industry for the production of "extremozymes." These enzymes expand the
range of temperatures and conditions used in manufacturing biotech
products, creating opportunity for new, environmentally friendly
bioprocesses while saving time and energy.
8. Real-time environmental sensors--These innovative sensors will be a
major boon to public health. Supermarkets will use sensors to detect E.
coli and other dangerous pathogens in food. Workplace air quality will be
monitored to prevent "sick building syndrome." Other benefits include
monitoring the environment on airplanes, at hospitals to prevent infections
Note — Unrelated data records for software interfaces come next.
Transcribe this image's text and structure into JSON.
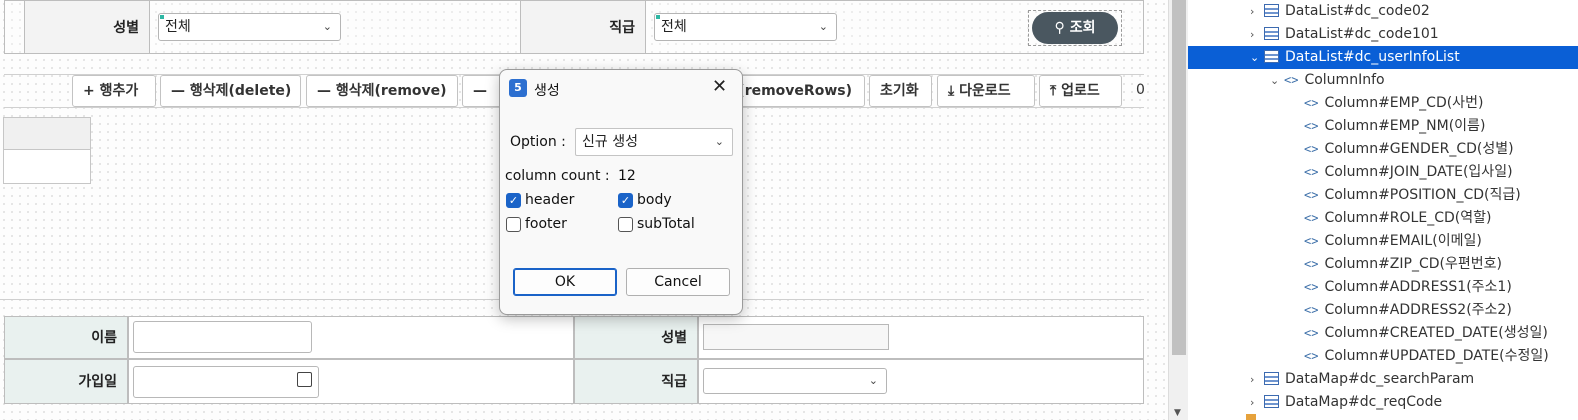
{
  "search": {
    "gender_label": "성별",
    "gender_value": "전체",
    "position_label": "직급",
    "position_value": "전체",
    "search_button": "조회"
  },
  "toolbar": {
    "add_row": "행추가",
    "delete_row": "행삭제(delete)",
    "remove_row": "행삭제(remove)",
    "remove_rows_partial": "l(removeRows)",
    "init": "초기화",
    "download": "다운로드",
    "upload": "업로드",
    "count": "0"
  },
  "form": {
    "name_label": "이름",
    "gender_label": "성별",
    "join_label": "가입일",
    "position_label": "직급"
  },
  "dialog": {
    "title": "생성",
    "option_label": "Option :",
    "option_value": "신규 생성",
    "column_count_label": "column count :",
    "column_count": "12",
    "header": "header",
    "body": "body",
    "footer": "footer",
    "subtotal": "subTotal",
    "ok": "OK",
    "cancel": "Cancel"
  },
  "tree": {
    "items": [
      {
        "label": "DataList#dc_code02"
      },
      {
        "label": "DataList#dc_code101"
      },
      {
        "label": "DataList#dc_userInfoList"
      },
      {
        "label": "ColumnInfo"
      },
      {
        "label": "Column#EMP_CD(사번)"
      },
      {
        "label": "Column#EMP_NM(이름)"
      },
      {
        "label": "Column#GENDER_CD(성별)"
      },
      {
        "label": "Column#JOIN_DATE(입사일)"
      },
      {
        "label": "Column#POSITION_CD(직급)"
      },
      {
        "label": "Column#ROLE_CD(역할)"
      },
      {
        "label": "Column#EMAIL(이메일)"
      },
      {
        "label": "Column#ZIP_CD(우편번호)"
      },
      {
        "label": "Column#ADDRESS1(주소1)"
      },
      {
        "label": "Column#ADDRESS2(주소2)"
      },
      {
        "label": "Column#CREATED_DATE(생성일)"
      },
      {
        "label": "Column#UPDATED_DATE(수정일)"
      },
      {
        "label": "DataMap#dc_searchParam"
      },
      {
        "label": "DataMap#dc_reqCode"
      }
    ]
  },
  "colors": {
    "selection": "#0a5fd6",
    "search_button": "#4a5760",
    "checkbox": "#1a63c8"
  }
}
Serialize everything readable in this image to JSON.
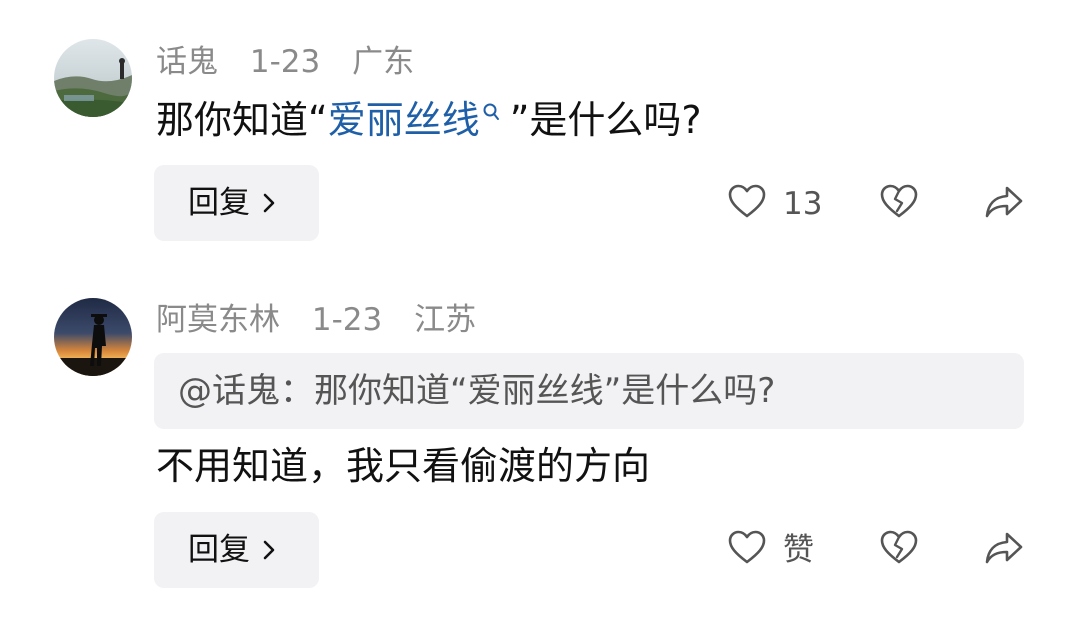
{
  "comments": [
    {
      "username": "话鬼",
      "date": "1-23",
      "location": "广东",
      "text_before_link": "那你知道“",
      "link_text": "爱丽丝线",
      "text_after_link": "”是什么吗?",
      "reply_label": "回复",
      "like_count": "13",
      "icons": [
        "heart-icon",
        "broken-heart-icon",
        "share-icon",
        "search-icon"
      ],
      "avatar": "outdoor-landscape-avatar"
    },
    {
      "username": "阿莫东林",
      "date": "1-23",
      "location": "江苏",
      "quote_text": "@话鬼：那你知道“爱丽丝线”是什么吗?",
      "text": "不用知道，我只看偷渡的方向",
      "reply_label": "回复",
      "like_label": "赞",
      "icons": [
        "heart-icon",
        "broken-heart-icon",
        "share-icon"
      ],
      "avatar": "sunset-silhouette-avatar"
    }
  ],
  "colors": {
    "text": "#111111",
    "meta": "#8a8a8a",
    "link": "#1f5fa8",
    "button_bg": "#f2f2f4",
    "icon": "#555555"
  }
}
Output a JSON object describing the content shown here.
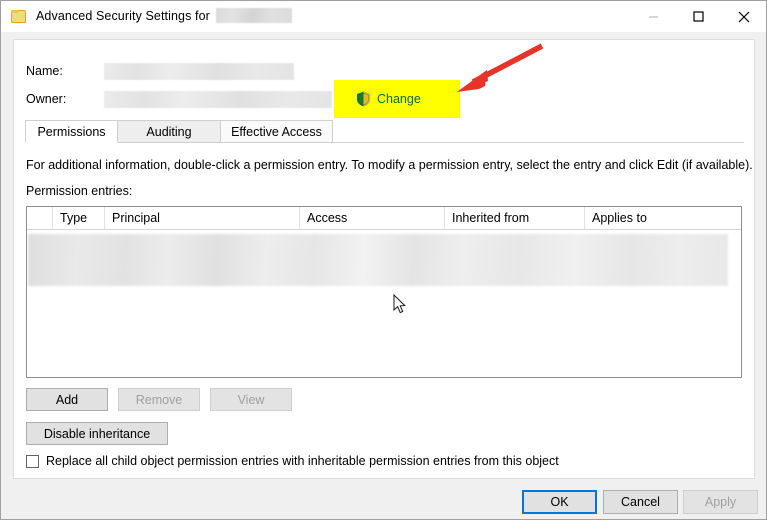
{
  "window": {
    "title_prefix": "Advanced Security Settings for",
    "title_redacted": "",
    "icon": "folder-icon",
    "controls": {
      "minimize": "minimize-icon",
      "maximize": "maximize-icon",
      "close": "close-icon"
    }
  },
  "fields": {
    "name_label": "Name:",
    "name_value": "",
    "owner_label": "Owner:",
    "owner_value": "",
    "change_label": "Change",
    "change_icon": "uac-shield-icon",
    "highlight_color": "#ffff00",
    "change_link_color": "#0a6b2e"
  },
  "tabs": [
    {
      "label": "Permissions",
      "active": true
    },
    {
      "label": "Auditing",
      "active": false
    },
    {
      "label": "Effective Access",
      "active": false
    }
  ],
  "main": {
    "info_text": "For additional information, double-click a permission entry. To modify a permission entry, select the entry and click Edit (if available).",
    "entries_label": "Permission entries:",
    "columns": [
      "",
      "Type",
      "Principal",
      "Access",
      "Inherited from",
      "Applies to"
    ],
    "rows": [
      {
        "type": "",
        "principal": "",
        "access": "",
        "inherited_from": "",
        "applies_to": "",
        "redacted": true
      }
    ]
  },
  "buttons": {
    "add": {
      "label": "Add",
      "enabled": true
    },
    "remove": {
      "label": "Remove",
      "enabled": false
    },
    "view": {
      "label": "View",
      "enabled": false
    },
    "disable_inheritance": {
      "label": "Disable inheritance",
      "enabled": true
    }
  },
  "checkbox": {
    "label": "Replace all child object permission entries with inheritable permission entries from this object",
    "checked": false
  },
  "footer": {
    "ok": {
      "label": "OK",
      "enabled": true,
      "default": true
    },
    "cancel": {
      "label": "Cancel",
      "enabled": true
    },
    "apply": {
      "label": "Apply",
      "enabled": false
    }
  },
  "annotations": {
    "arrow": {
      "color": "#e8332a",
      "points_to": "change-link"
    },
    "cursor": "arrow-pointer"
  }
}
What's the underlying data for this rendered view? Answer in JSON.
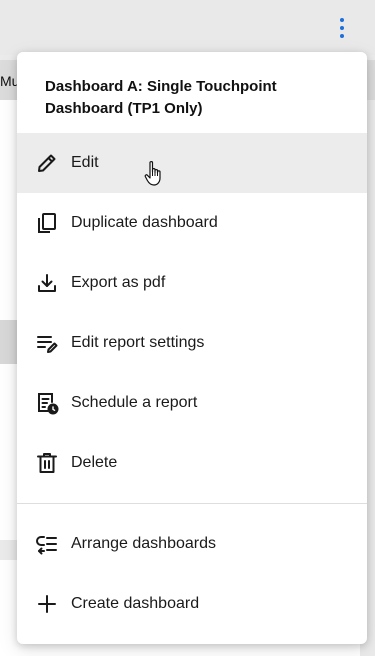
{
  "background": {
    "partial_text": "Mu",
    "kebab_icon": "more-vertical-icon",
    "accent_color": "#1e6fd9"
  },
  "menu": {
    "title": "Dashboard A: Single Touchpoint Dashboard (TP1 Only)",
    "items": [
      {
        "label": "Edit",
        "icon": "pencil-icon",
        "hovered": true
      },
      {
        "label": "Duplicate dashboard",
        "icon": "copy-icon"
      },
      {
        "label": "Export as pdf",
        "icon": "download-icon"
      },
      {
        "label": "Edit report settings",
        "icon": "edit-list-icon"
      },
      {
        "label": "Schedule a report",
        "icon": "schedule-report-icon"
      },
      {
        "label": "Delete",
        "icon": "trash-icon"
      }
    ],
    "secondary_items": [
      {
        "label": "Arrange dashboards",
        "icon": "arrange-icon"
      },
      {
        "label": "Create dashboard",
        "icon": "plus-icon"
      }
    ]
  },
  "cursor_icon": "hand-pointer-icon"
}
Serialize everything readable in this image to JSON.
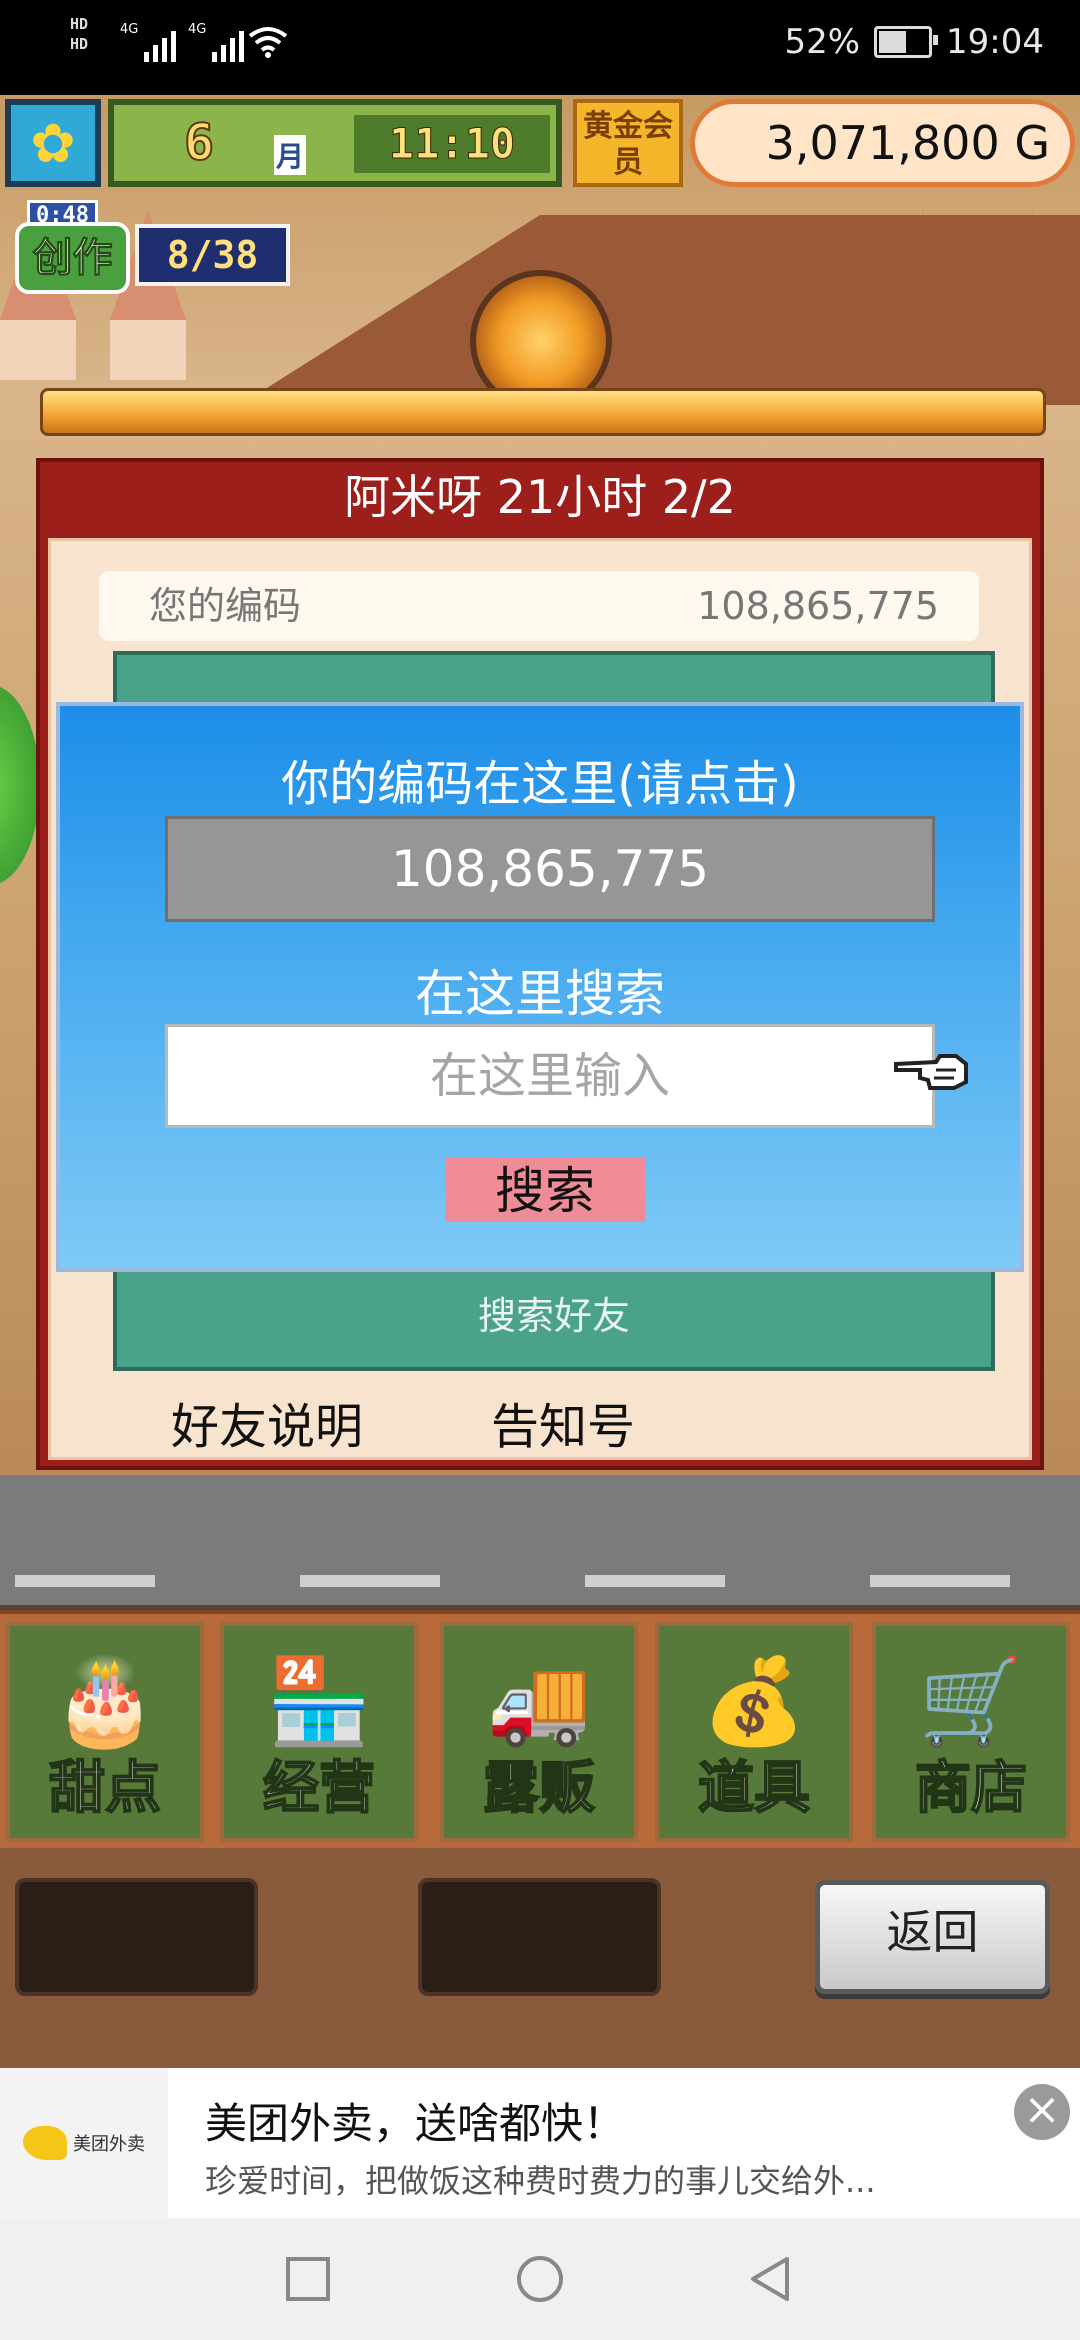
{
  "status_bar": {
    "hd_top": "HD",
    "hd_bottom": "HD",
    "net1": "4G",
    "net2": "4G",
    "battery": "52%",
    "time": "19:04"
  },
  "hud": {
    "month": "6",
    "month_label": "月",
    "time": "11:10",
    "gold_member": "黄金会员",
    "money": "3,071,800 G"
  },
  "create_badge": {
    "timer": "0:48",
    "label": "创作",
    "count": "8/38"
  },
  "friend_panel": {
    "title": "阿米呀  21小时 2/2",
    "code_label": "您的编码",
    "code_value": "108,865,775",
    "search_friend_ghost": "搜索好友",
    "link_explain": "好友说明",
    "link_notice": "告知号"
  },
  "dialog": {
    "title": "你的编码在这里(请点击)",
    "code_value": "108,865,775",
    "search_label": "在这里搜索",
    "input_placeholder": "在这里输入",
    "search_button": "搜索"
  },
  "menu": {
    "items": [
      {
        "label": "甜点",
        "icon": "cake-icon"
      },
      {
        "label": "经营",
        "icon": "shop-building-icon"
      },
      {
        "label": "露贩",
        "icon": "food-truck-icon"
      },
      {
        "label": "道具",
        "icon": "items-bag-icon"
      },
      {
        "label": "商店",
        "icon": "shopping-cart-icon"
      }
    ]
  },
  "back_button": "返回",
  "ad": {
    "logo_text": "美团外卖",
    "title": "美团外卖，送啥都快！",
    "desc": "珍爱时间，把做饭这种费时费力的事儿交给外..."
  },
  "colors": {
    "panel_red": "#9c1f1c",
    "dialog_blue": "#1c8de8",
    "search_button": "#f08c98",
    "menu_green": "#577a3a"
  }
}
and in municipal water supplies. The same technology will help guard
against pathogens used in biological terrorism.
9. Enviromanufacturing and recycling--In 10 years, "green" companies
will create products that are environmentally friendly from cradle to
grave. Plastics, paper, beverage containers and inks, as well as cars and
computers, will be more biodegradable or recyclable. Also, newer processes,
such as dry cleaning with liquid carbon dioxide, will minimize or eliminate
waste. Hazardous chemicals no longer will be used to clean clothes and the
carbon dioxide will be captured and recycled so as not to add to
10. Lightweight Cars--Squeezing every ounce possible out of cars will
mean a family sedan that gets at least 80 miles per gallon of gas,
generates less pollution and uses less gas. Lighter cars will be built with
less steel and more lightweight aluminum, magnesium, titanium and
composites. Advanced metal-forming techniques will provide precisely the
strength needed at every point, eliminating all excess weight from today's
designs. Creating a composite sandwich of glass and plastic will cut the 68
kilograms (150 pounds) of glass in today's cars a third or more. Composite
glass also will begin playing a structural role so that metal can be
reduced. Today's 45.4-kilogram (100-pound) air conditioners will weigh half
as much once glass is specially coated to reflect or absorb heat radiation.
Pacific Northwest is one of DOE's nine multiprogram national laboratories
that conducts basic and applied research to solve problems in
environmental, energy, health and national security arenas. The Laboratory
has been operated for DOE by Battelle since 1965.
Source: Department of Energy
--- end forwarded text
Douglas B. Johnson
To Unsubscribe: Email firstname.lastname@example.org with "unsubscribe sanet-mg".
To Subscribe to Digest: Email email@example.com with the command